▶ _YOUR GOAL_: Would you reproduce every line of the material exactly?

▶ _DATASET ENTRIES_:

+ + + + +

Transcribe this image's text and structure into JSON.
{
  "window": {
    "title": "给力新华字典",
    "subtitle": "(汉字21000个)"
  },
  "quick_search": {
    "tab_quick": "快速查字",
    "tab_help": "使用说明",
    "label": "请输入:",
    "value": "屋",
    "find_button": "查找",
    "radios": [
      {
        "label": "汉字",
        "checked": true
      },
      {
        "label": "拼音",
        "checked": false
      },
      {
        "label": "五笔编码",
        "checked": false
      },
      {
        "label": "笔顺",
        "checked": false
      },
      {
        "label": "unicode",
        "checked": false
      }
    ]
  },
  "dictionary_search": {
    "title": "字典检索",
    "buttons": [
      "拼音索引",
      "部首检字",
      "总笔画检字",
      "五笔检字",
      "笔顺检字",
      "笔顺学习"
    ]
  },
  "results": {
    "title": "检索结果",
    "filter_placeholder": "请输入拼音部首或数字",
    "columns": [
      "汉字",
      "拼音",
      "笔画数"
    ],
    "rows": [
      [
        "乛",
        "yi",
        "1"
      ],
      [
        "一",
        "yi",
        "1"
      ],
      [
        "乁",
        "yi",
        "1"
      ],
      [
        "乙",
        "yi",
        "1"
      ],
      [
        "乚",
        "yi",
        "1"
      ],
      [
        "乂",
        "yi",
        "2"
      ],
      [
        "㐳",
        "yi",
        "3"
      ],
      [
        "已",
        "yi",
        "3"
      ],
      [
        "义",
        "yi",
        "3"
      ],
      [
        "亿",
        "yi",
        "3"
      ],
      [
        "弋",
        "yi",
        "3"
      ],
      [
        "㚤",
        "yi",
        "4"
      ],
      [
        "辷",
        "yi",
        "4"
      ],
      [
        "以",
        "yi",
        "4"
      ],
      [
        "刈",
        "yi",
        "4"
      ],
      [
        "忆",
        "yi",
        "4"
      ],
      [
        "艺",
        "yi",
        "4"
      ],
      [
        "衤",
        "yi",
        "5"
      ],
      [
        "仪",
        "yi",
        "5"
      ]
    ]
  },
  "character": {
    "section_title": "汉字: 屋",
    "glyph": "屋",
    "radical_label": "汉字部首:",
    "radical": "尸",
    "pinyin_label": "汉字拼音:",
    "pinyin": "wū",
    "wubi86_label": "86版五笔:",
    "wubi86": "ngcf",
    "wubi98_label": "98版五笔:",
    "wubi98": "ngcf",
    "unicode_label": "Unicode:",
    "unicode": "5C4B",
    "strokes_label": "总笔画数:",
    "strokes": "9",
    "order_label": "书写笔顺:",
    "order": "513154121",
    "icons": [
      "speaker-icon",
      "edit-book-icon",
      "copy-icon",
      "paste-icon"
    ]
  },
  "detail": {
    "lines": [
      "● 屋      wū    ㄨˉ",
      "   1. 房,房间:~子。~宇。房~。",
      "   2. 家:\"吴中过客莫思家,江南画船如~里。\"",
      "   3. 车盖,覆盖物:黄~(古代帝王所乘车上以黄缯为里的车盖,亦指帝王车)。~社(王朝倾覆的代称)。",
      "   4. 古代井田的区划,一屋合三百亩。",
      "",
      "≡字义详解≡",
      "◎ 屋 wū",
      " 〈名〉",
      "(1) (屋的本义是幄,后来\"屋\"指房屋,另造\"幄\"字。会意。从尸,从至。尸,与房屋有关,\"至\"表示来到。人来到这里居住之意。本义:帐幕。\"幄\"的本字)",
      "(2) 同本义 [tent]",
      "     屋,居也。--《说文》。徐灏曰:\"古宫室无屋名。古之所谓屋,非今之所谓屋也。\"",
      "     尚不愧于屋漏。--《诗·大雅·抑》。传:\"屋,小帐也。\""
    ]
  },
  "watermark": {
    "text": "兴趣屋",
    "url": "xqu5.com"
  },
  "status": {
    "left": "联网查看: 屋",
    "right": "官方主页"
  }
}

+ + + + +

▶ _WRITTEN REPLY_:
Transcribe this image's text and structure into JSON.
{
  "window": {
    "title": "给力新华字典",
    "subtitle": "(汉字21000个)"
  },
  "quick_search": {
    "tab_quick": "快速查字",
    "tab_help": "使用说明",
    "label": "请输入:",
    "value": "屋",
    "find_button": "查找",
    "radios": [
      {
        "label": "汉字",
        "checked": true
      },
      {
        "label": "拼音",
        "checked": false
      },
      {
        "label": "五笔编码",
        "checked": false
      },
      {
        "label": "笔顺",
        "checked": false
      },
      {
        "label": "unicode",
        "checked": false
      }
    ]
  },
  "dictionary_search": {
    "title": "字典检索",
    "buttons": [
      "拼音索引",
      "部首检字",
      "总笔画检字",
      "五笔检字",
      "笔顺检字",
      "笔顺学习"
    ]
  },
  "results": {
    "title": "检索结果",
    "filter_placeholder": "请输入拼音部首或数字",
    "columns": [
      "汉字",
      "拼音",
      "笔画数"
    ],
    "rows": [
      [
        "乛",
        "yi",
        "1"
      ],
      [
        "一",
        "yi",
        "1"
      ],
      [
        "乁",
        "yi",
        "1"
      ],
      [
        "乙",
        "yi",
        "1"
      ],
      [
        "乚",
        "yi",
        "1"
      ],
      [
        "乂",
        "yi",
        "2"
      ],
      [
        "㐳",
        "yi",
        "3"
      ],
      [
        "已",
        "yi",
        "3"
      ],
      [
        "义",
        "yi",
        "3"
      ],
      [
        "亿",
        "yi",
        "3"
      ],
      [
        "弋",
        "yi",
        "3"
      ],
      [
        "㚤",
        "yi",
        "4"
      ],
      [
        "辷",
        "yi",
        "4"
      ],
      [
        "以",
        "yi",
        "4"
      ],
      [
        "刈",
        "yi",
        "4"
      ],
      [
        "忆",
        "yi",
        "4"
      ],
      [
        "艺",
        "yi",
        "4"
      ],
      [
        "衤",
        "yi",
        "5"
      ],
      [
        "仪",
        "yi",
        "5"
      ]
    ]
  },
  "character": {
    "section_title": "汉字: 屋",
    "glyph": "屋",
    "radical_label": "汉字部首:",
    "radical": "尸",
    "pinyin_label": "汉字拼音:",
    "pinyin": "wū",
    "wubi86_label": "86版五笔:",
    "wubi86": "ngcf",
    "wubi98_label": "98版五笔:",
    "wubi98": "ngcf",
    "unicode_label": "Unicode:",
    "unicode": "5C4B",
    "strokes_label": "总笔画数:",
    "strokes": "9",
    "order_label": "书写笔顺:",
    "order": "513154121",
    "icons": [
      "speaker-icon",
      "edit-book-icon",
      "copy-icon",
      "paste-icon"
    ]
  },
  "detail": {
    "lines": [
      "● 屋      wū    ㄨˉ",
      "   1. 房,房间:~子。~宇。房~。",
      "   2. 家:\"吴中过客莫思家,江南画船如~里。\"",
      "   3. 车盖,覆盖物:黄~(古代帝王所乘车上以黄缯为里的车盖,亦指帝王车)。~社(王朝倾覆的代称)。",
      "   4. 古代井田的区划,一屋合三百亩。",
      "",
      "≡字义详解≡",
      "◎ 屋 wū",
      " 〈名〉",
      "(1) (屋的本义是幄,后来\"屋\"指房屋,另造\"幄\"字。会意。从尸,从至。尸,与房屋有关,\"至\"表示来到。人来到这里居住之意。本义:帐幕。\"幄\"的本字)",
      "(2) 同本义 [tent]",
      "     屋,居也。--《说文》。徐灏曰:\"古宫室无屋名。古之所谓屋,非今之所谓屋也。\"",
      "     尚不愧于屋漏。--《诗·大雅·抑》。传:\"屋,小帐也。\""
    ]
  },
  "watermark": {
    "text": "兴趣屋",
    "url": "xqu5.com"
  },
  "status": {
    "left": "联网查看: 屋",
    "right": "官方主页"
  }
}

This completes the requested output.